“This is a major step forward in the improvement of quality medical care delivered to patients in rural communities across the state,” said DHHS Secretary Lanier Cansler.
The initiative extends the benefits of Community Care (CCNC) networks, which currently serve nearly 1 million North Carolina Medicaid recipients, to some rural citizens whose health coverage is through Medicare, BCBSNC or the State Health Plan.
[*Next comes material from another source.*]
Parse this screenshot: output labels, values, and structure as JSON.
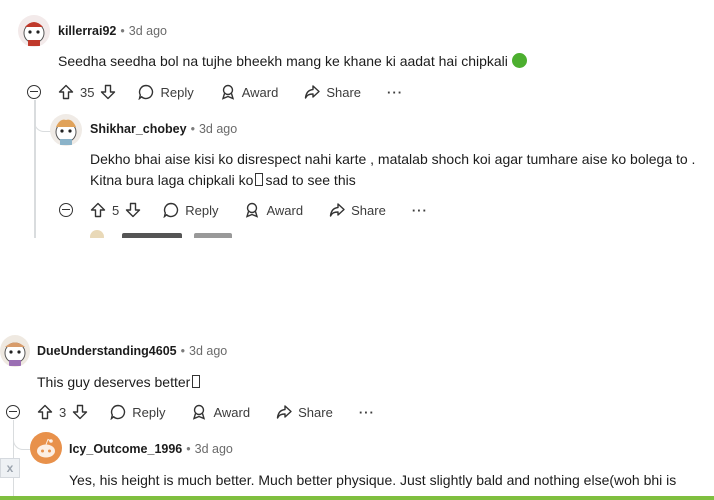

Community Care’s networks of medical practices provide a “medical home” that manages and coordinates an individual’s health care, emphasizing patient education, management of chronic conditions and information technology to track treatments and outcomes.
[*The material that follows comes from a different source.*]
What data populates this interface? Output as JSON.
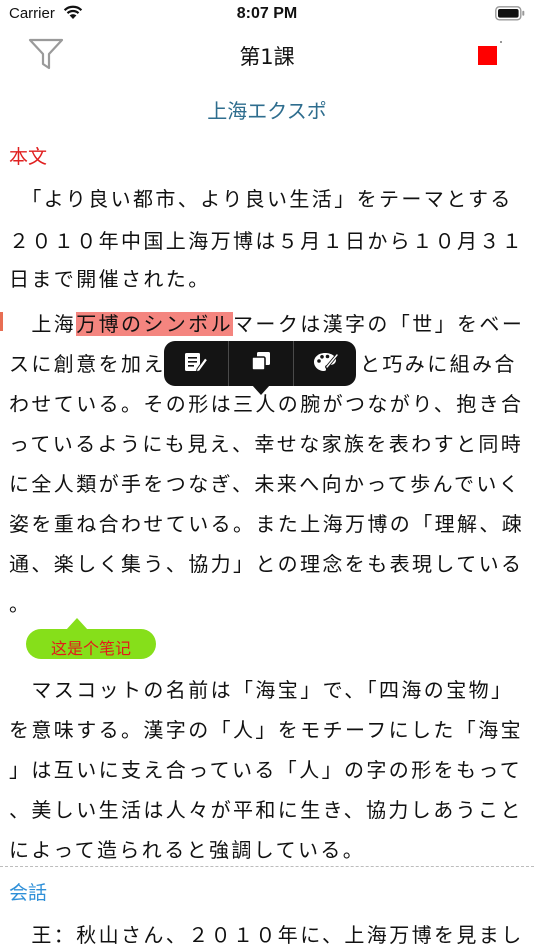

The approximately $11.8 million grant from the federal Medicaid and Medicare agency will augment the health care infrastructures of seven rural counties — Ashe, Avery, Bladen, Columbus, Granville, Transylvania and Watauga — so that citizens currently insured by Medicare, Blue Cross or the State Health Plan can enroll in CCNC networks. In the seven counties of the demonstration project, CCNC medical homes currently serve 112,774 state Medicaid recipients. Over the three-year life of the project, CCNC benefits will be extended to an estimated 128,186 Medicare recipients and 121,011 privately insured BCBSNC or State Health Plan recipients.